Joining us this hour is Kathleen Frydl, historian of America’s drug crises. She cautions listeners against over-emphasizing the Sackler family’s role in the crisis, because there are plenty of other contributors. Says Frydl:
I actually don’t consider them, you know, by necessity more evil than others. They had many fellow travelers, many enablers. Johnson and Johnson is a pharmaceutical giant without whom we would not have the opioid crisis because they made possible the raw materials that the Sacklers and others use to manufacture their drugs. So I think of them as one in a group and they might be distinguished, but I think the characteristics which distinguish them are that they’re just particularly skilled and they’re skilled at one thing, which is the direct-to-physician marketing. The pharmaceutical industry spends more money on marketing than it does on research and development. This is an industry that spends more on its sales force than any other US industry. So this is an industry that’s very aware that the missions that they’re sending out to the individual doctor’s office, what they call detailing, is a highly, highly effective mechanism to drive their sales.
William S. Burroughs’s classic novel of heroin addiction is part autobiography, part ‘50s noir, part cultural study. From Will Self:
Burroughs wrote Junky on the very brink of a transformation in western culture. His junkies were creatures of the depression, many of whose addictions predated even the Harrison Act of 1922, which outlawed the sale of heroin and cocaine in the US. Burroughs viewed the postwar era as a Götterdämmerung and a convulsive re-evaluation of values. With his anomic inclinations and his Mandarin intellect, he was in a paradoxical position vis a vis the coming cultural revolution of the 1960s.
Listen: Wind of Change
If you want to hear more Patrick Radden Keefe, there’s always his hit podcast from last year, about the CIA, the Scorpions, and the Cold War.
Listen: Lost Hills

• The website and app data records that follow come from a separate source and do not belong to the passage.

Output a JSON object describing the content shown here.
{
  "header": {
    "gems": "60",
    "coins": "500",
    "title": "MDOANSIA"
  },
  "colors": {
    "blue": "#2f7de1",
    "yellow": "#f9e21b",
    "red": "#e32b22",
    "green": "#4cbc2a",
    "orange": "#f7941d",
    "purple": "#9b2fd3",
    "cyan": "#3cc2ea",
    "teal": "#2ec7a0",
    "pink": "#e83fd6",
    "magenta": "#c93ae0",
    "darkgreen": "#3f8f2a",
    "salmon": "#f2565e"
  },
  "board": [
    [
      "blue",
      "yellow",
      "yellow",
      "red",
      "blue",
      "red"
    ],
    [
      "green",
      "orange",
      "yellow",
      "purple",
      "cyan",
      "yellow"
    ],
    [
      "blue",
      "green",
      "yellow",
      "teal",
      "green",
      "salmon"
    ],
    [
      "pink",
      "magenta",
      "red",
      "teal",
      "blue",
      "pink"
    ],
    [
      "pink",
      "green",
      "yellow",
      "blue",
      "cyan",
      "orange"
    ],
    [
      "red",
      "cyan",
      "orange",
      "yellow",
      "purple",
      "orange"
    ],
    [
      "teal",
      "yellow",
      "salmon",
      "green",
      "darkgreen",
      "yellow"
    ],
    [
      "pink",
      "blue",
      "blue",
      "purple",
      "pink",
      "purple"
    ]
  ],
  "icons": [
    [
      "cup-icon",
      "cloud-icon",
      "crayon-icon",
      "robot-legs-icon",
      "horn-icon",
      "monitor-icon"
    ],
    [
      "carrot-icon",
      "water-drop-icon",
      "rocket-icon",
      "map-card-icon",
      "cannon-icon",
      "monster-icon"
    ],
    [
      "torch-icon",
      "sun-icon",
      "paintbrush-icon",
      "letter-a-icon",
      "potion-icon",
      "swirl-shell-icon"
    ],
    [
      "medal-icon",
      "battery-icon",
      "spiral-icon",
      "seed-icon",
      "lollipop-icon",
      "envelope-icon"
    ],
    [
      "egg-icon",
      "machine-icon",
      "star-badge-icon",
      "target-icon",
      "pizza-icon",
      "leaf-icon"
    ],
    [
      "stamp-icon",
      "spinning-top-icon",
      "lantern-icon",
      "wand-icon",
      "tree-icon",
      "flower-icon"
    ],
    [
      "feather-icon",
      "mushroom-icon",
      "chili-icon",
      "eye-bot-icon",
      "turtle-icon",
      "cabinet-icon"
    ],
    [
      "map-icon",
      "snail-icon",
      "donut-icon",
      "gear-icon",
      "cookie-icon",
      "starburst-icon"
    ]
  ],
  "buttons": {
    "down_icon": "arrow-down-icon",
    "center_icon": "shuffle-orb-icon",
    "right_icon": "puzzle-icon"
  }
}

The New Yorker’s Dana Goodyear tries her hand at a podcasting with a true crime series about a murder in a Malibu, California state park. In Goodyear’s and Puskin Industries’ capable hands, this is a great example of how this medium, for this story anyway, surpasses a long-form magazine article.
This week’s ephemeral library
The Brontë’s Secret. Remembering Paul Mooney. A new word in Washington for the Israel-Palestine conflict. The US Nuclear War That Almost Happened. Watch David Hockney Page Through His Sketchbook. Big Tech’s Favorite Nobel Prize-Winning Economist Changes Sides.
That’s all for this week, folks! Thanks for listening and think about tossing some spare change into the OS tip jar.
The OS Gang